Lakhani’s lawyers said that the Conservative donation was “entirely legitimate”, adding that the party had approached him for the funding, which was “philanthropic” and motivated by his desire to spearhead a campaign against moped crime in Central London. Lakhani left London in February 2020 and no longer has an active interest in UK affairs, and never met or spoke to British MPs or ministers about his business interests, they said.
There is no evidence that Lakhani has purchased Venezuelan oil with Rosneft Trading since the US sanctioned the company. But following Vladimir Putin’s invasion of Ukraine, Mercantile has remained an investor in state-owned oil firm Rosneft’s vast Vostok project to develop new oil fields in northern Siberia. Another of Lakhani’s companies, Austrian-registered Cetracore, has continued to handle Rosneft oil.
Cetracore, in which Rosneft owns a minority stake, arranged the transfer of ten cargoes of Rosneft refined oil products from Russia to destinations including Greece and Turkey in August, according to industry data. Such trades allow Russia to benefit from continued trade in its oil products in a shrinking pool of buyers.
There is no suggestion that the current trading in Russian oil products, or Mercantile’s investments in Russia, put the company in breach of UK, EU or Singaporean sanctions regimes.

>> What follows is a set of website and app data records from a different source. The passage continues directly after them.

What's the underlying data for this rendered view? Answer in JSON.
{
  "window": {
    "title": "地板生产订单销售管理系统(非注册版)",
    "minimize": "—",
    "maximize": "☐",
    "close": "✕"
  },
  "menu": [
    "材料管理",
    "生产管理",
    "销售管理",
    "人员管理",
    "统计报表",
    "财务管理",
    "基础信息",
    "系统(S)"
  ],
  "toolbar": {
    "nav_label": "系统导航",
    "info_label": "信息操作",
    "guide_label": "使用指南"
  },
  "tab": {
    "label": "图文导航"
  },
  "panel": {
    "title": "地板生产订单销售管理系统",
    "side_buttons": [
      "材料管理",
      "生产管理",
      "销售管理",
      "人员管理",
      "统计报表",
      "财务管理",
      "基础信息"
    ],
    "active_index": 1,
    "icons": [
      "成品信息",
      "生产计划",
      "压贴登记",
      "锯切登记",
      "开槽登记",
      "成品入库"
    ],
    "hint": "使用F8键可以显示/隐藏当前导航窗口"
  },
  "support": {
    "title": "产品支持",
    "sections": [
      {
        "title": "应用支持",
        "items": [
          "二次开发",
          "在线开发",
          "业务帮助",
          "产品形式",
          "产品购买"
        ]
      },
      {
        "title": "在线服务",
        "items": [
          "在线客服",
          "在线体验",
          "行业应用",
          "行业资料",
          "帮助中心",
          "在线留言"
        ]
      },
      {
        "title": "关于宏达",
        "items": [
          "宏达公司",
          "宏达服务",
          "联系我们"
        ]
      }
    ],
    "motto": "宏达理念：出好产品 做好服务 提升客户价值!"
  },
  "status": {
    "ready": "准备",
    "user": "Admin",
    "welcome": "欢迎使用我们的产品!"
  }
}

Lawyers for Lakhani said: “Mercantile & Maritime Group has always operated in full compliance with all applicable international trade laws and maritime regulations and will continue to do so.”
Mercantile and Cetracore would comply with an EU and UK ban on Russian oil imports expected to become effective on December 5, the statement said.
Picture: Maracaibo lake, where an enormous deposit of oil discovered in the 1910s made Venezuela one of the world’s major oil exporters, Brasil2
2 December 2022: This article is the subject of a legal complaint from Murtaza Lakhani and The Mercantile & Maritime Group
15 September 2023: Murtaza Lakhani and the Mercantile & Maritime Group have written to SourceMaterial to provide further statements on this article. They continue to state that the relationship between Rosneft Trading and Mercantile was a permissible and legitimate commercial relationship falling outside applicable sanctions, namely by Mercantile selling oil purchased from Rosneft to end buyers or ‘occasions’ where oil was sold back to Rosneft because it had the necessary relationship with the end buyer, as well through providing marketing and logistics. They state that there was no question of arrangements being made to evade sanctions regarding Venezuela or conceal the trade as a number of established international oil and gas companies were involved in oil-for debt swaps, similar arrangements were used for crude of other origins, and Rosneft was openly trading Venezuelan oil at the relevant time.